“They can always lie, of course, but if they get caught with (a gun), then they have a violation,” Brophy said.
Sullivan has had cases when he strongly suspected the suspects owned guns, but there was no way to prove it.
A case in point: Anita Satterlee of Hillsboro, who was assaulted in July 2011 by her estranged husband, Joseph Satterlee.
According to a report by End Domestic Abuse Wisconsin, Joseph pushed Anita down stairs. He was arrested for disorderly conduct.
About two weeks later, Anita got a domestic abuse injunction, which contained a firearms-surrender requirement.
Joseph surrendered several guns but kept a .357 revolver.

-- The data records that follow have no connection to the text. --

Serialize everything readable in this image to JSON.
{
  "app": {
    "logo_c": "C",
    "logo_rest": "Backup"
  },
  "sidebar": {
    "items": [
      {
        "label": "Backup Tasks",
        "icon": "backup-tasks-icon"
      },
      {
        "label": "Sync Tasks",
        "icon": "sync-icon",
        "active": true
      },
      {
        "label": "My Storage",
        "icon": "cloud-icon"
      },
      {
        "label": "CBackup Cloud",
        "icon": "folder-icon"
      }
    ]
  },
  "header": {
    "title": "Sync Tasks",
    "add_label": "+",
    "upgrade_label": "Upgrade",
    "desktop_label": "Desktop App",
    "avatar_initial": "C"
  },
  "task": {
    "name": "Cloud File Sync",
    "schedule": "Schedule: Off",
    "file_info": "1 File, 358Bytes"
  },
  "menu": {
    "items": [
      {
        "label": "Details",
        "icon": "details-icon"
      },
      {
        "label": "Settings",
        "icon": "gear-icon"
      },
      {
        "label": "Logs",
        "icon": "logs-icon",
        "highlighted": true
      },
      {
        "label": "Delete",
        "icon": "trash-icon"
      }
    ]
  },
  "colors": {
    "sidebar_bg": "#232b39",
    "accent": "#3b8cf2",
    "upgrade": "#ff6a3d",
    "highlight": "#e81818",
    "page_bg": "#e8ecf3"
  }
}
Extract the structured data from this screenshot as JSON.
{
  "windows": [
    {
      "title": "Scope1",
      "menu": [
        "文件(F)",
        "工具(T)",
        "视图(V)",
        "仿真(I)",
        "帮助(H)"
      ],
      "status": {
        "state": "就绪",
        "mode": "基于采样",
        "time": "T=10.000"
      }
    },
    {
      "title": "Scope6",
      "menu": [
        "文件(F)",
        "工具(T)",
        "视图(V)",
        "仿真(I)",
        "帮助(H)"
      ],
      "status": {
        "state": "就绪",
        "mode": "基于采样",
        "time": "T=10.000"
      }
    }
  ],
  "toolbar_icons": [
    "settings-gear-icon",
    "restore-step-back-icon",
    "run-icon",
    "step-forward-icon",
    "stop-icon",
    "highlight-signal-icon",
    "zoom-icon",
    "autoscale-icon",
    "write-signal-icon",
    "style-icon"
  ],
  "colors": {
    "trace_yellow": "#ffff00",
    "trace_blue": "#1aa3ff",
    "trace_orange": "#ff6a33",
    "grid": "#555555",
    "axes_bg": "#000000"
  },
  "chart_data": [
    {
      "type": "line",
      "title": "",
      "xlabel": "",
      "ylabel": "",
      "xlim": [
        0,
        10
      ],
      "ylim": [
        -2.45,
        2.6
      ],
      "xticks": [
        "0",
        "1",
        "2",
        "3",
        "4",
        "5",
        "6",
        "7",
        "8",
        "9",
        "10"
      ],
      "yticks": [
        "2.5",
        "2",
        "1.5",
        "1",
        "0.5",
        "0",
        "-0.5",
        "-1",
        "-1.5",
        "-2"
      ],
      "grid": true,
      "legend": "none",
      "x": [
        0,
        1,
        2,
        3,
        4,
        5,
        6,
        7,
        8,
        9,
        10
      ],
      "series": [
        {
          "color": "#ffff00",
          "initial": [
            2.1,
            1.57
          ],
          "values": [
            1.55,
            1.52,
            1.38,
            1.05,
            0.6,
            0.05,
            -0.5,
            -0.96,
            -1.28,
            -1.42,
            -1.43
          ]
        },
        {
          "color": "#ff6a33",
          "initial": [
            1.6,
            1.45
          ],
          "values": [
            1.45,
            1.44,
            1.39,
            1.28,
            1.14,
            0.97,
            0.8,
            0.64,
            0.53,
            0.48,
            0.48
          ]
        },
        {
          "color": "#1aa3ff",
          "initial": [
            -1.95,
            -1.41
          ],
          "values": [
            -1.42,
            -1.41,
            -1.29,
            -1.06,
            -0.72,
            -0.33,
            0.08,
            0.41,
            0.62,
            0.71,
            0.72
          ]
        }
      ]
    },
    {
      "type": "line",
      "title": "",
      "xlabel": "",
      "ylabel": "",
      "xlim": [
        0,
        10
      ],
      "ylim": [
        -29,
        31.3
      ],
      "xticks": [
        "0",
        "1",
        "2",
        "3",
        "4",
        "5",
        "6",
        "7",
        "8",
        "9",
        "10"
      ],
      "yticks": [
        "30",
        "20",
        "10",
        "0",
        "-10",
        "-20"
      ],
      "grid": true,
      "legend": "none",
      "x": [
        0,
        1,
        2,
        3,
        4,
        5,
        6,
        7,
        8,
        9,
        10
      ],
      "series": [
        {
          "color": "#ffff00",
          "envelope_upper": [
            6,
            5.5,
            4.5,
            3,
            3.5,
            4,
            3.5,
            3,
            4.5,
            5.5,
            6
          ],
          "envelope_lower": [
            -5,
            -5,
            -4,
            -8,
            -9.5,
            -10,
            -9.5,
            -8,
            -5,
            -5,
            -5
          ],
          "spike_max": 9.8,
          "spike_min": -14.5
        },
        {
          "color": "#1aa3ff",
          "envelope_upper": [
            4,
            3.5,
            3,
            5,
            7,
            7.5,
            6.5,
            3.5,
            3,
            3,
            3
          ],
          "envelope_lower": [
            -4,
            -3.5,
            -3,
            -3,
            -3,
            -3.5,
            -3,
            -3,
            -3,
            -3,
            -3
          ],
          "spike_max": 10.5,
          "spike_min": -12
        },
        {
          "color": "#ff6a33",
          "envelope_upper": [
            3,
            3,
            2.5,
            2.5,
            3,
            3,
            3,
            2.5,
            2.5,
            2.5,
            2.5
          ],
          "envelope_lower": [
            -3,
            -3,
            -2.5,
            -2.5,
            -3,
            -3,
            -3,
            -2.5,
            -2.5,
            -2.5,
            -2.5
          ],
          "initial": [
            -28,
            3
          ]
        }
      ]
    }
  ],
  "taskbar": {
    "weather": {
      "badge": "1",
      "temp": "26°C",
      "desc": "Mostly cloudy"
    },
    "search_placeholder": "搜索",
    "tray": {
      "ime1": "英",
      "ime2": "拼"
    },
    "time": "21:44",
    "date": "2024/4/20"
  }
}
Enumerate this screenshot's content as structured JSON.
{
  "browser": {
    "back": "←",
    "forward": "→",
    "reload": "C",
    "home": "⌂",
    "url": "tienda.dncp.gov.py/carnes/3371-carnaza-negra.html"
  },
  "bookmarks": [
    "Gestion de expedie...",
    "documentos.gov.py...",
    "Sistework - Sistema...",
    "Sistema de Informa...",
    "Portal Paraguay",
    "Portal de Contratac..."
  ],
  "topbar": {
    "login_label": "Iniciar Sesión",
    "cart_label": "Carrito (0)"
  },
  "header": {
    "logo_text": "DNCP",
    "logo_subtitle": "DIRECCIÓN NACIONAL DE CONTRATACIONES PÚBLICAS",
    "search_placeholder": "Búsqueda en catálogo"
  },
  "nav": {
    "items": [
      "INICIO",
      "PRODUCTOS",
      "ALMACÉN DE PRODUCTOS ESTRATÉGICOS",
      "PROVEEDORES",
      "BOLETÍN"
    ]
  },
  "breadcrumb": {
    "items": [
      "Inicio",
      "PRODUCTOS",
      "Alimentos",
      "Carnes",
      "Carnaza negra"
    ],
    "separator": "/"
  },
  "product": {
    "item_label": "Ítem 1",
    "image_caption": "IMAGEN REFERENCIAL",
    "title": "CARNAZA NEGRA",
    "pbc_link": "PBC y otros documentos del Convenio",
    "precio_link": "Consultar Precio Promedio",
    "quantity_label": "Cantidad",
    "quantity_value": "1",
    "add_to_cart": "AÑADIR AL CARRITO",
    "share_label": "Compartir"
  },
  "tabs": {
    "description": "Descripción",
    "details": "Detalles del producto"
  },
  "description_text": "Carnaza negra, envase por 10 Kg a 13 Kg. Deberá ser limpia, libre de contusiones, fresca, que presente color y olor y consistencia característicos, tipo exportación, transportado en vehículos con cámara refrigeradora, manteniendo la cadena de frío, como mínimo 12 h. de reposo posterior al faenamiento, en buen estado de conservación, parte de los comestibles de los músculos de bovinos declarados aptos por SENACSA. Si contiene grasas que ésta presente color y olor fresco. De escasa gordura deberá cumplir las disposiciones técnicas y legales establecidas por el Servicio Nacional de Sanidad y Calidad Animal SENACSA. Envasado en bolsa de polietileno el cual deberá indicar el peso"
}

About a month after the first assault, Joseph rammed his car into her vehicle and shot Anita seven times, killing her. Then he committed suicide.
Another loophole: The third party could give the firearms back to the owner.
“All I can do is give them a stern lecture: 'If you let them use the firearms, then you go to jail,'” Haakenson said.
Since 2000, at least 50 Wisconsinites have been killed in domestic violence homicides when the perpetrators were legally prohibited from possessing firearms, according to Domestic Abuse Wisconsin. The organization advocates for background checks of those buying guns.
Sullivan said the new procedure is not the perfect solution.
“If a subject is determined enough, they'll find a way. They don't need a firearm to do it,” Sullivan said.
Sullivan noted that the weapon was a roofing ax in the last domestic homicide he prosecuted.
Some people might wonder how the 2nd Amendment right to bear arms figures in all of this. Sullivan pointed out that constitutional rights have limits. Speech is free, but it's not OK to shout “Fire!” in a crowded theater, for example.
State and federal laws bar lots of people from possessing firearms, including felons and people who have been found mentally incompetent.
In these cases, a neutral party—a judge or magistrate—decides whether to limit the right to possess a weapon.
Haakenson has sympathy for people in domestic-abuse situations.
“They're angry at someone they loved or still love,” he said. “Logic is not driving their decisions. … Nice people do unusual things because emotions drive them.”
That's why removing the firearms just might save a life.